SharePoint stands out from the competition due to its customization features. Used for more than just document management, SharePoint can also serve as your firm’s intranet. SharePoint is a browser-based collaboration tool that will streamline access to relevant data. With enhanced security-check-out features and versioning that enables you to revert back to a previous edition even after it’s been edited, many rely on SharePoint to manage their firms’ data.
SharePoint has several sought after features including:
- Compliance workflows
- Customizable Web Parts
- Encrypted Connections
- Information Rights Managements
- Image/Video Preview
- Business Intelligence
- Enterprise Search capabilities
- Support for large file size
SharePoint is a platform that can be built upon to best meet your firm’s specific requirements. The customization that can be leveraged and the workflows that can be configured to meet compliance and retention standards makes SharePoint stand out from its competition.
Things to Consider
Lawyers have a duty to not only be competent in law and its practice but arguably in technology as well. Therefore, the reliability and usability of the services your firm utilizes will have to be fully vetted. Law firms may hesitate incorporating some technology tools to manage their practice due to security and ethical risks.
In terms of retention, and eDiscovery both Box and SharePoint are fairly comparable. The main decision maker here, will be how your firm chooses to store its critical data– on servers stored within Canada, or on a third party server that may be subject to foreign laws.
Law firms have a high security risk compared to other market verticals. With highly sensitive data and communications being interchanged on a daily basis, it’s important to ensure the document management portal you deploy appropriately addresses your security requirements. Adopt security measures to monitor the integrity of the data your portal collects or holds. This can be done using digital signatures, archival policies, metadata comparison, and ensuring that the documents stored in the portal are backed up. That way a corrupted file can be replaced by an untouched copy.

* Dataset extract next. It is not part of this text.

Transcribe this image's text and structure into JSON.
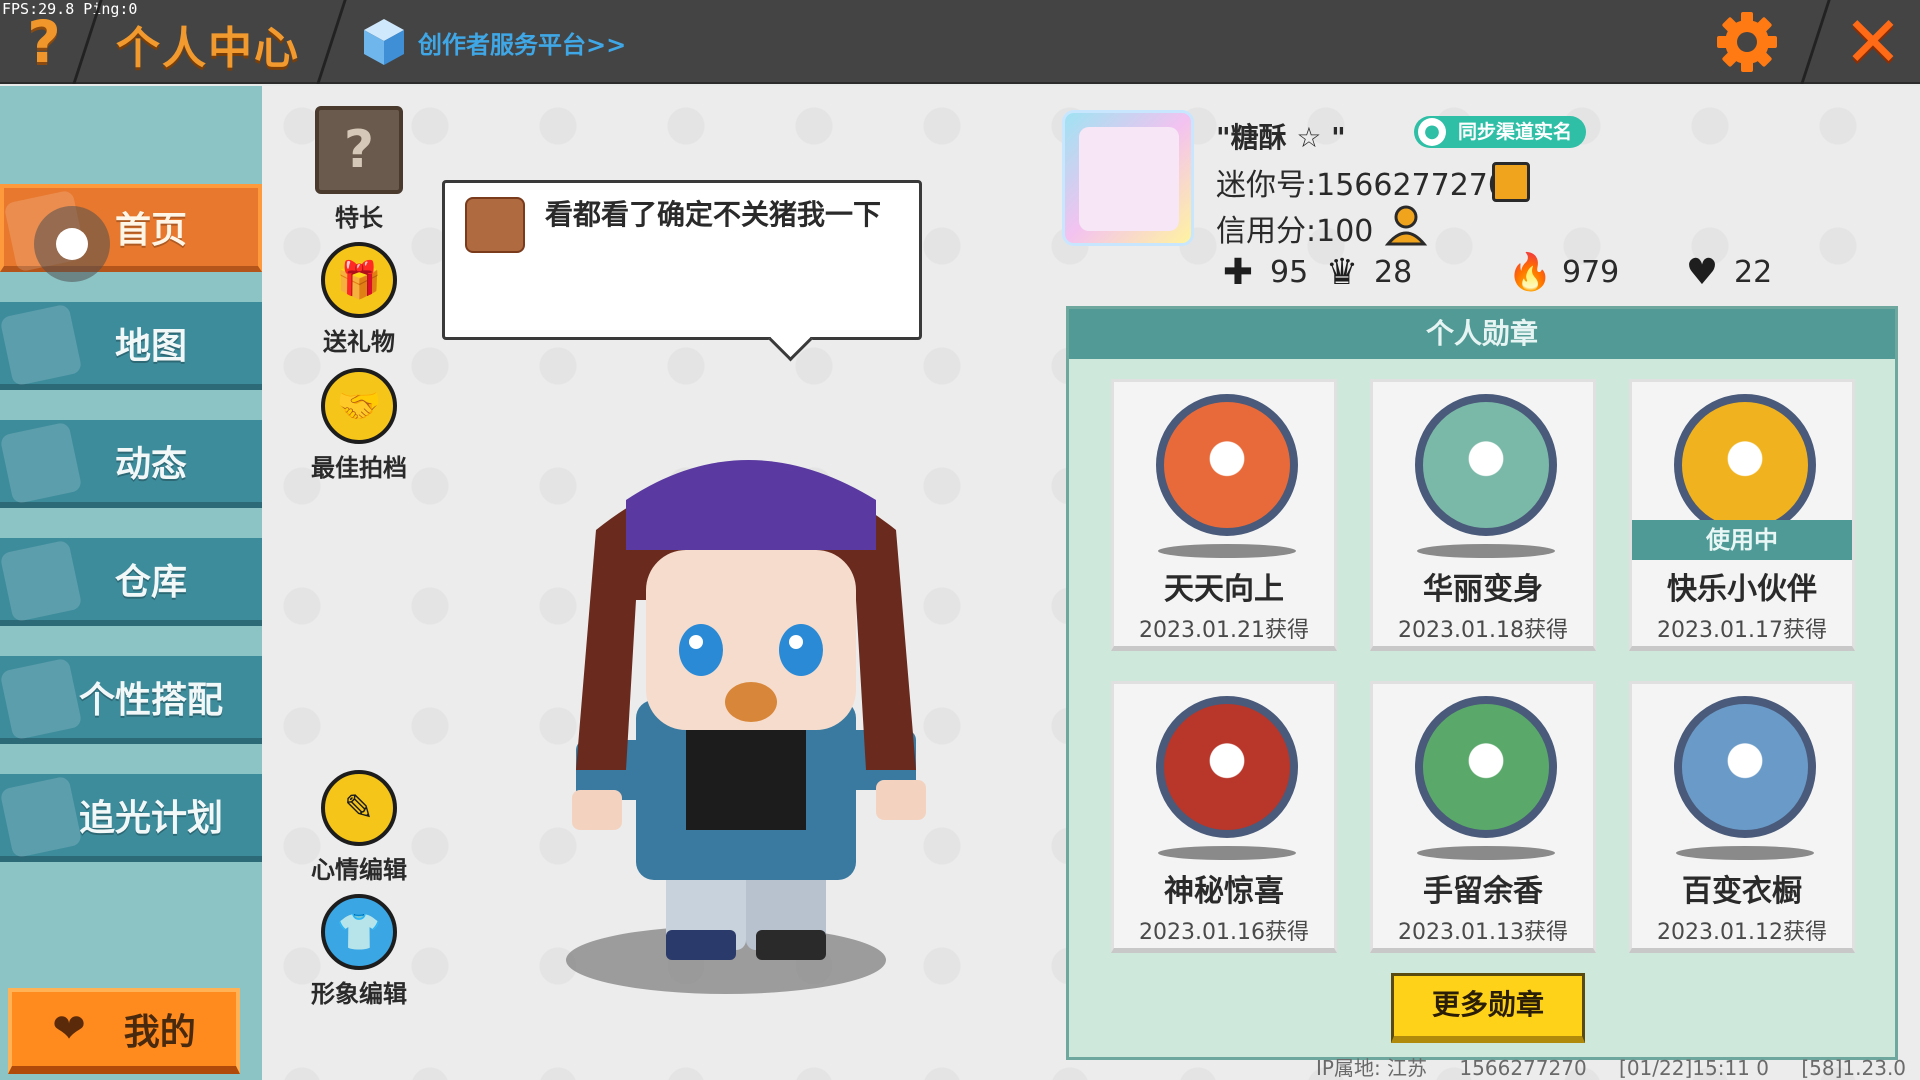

While the cloud is not necessarily something your law firm needs to fear, the cloud services you choose to make use of should be selected carefully. With the growing demand to have access to calendars, tasks, email, and documents from multiple devices from multiple locations cloud software is likely an attractive avenue. Through the use of hybrid solutions ( a mix of on premise or cloud solutions), or your own “personal cloud” you may just be able to have your cake and eat it too!
Consider the current company size along with future growth, as well as how staff will be interacting with the information on the portal. Assessing the benefits and risks of using cloud software vs an on premise document management solution with your IT service provider will help in selecting relevant technology solutions.
(image via flickr/Camilo Rueda López)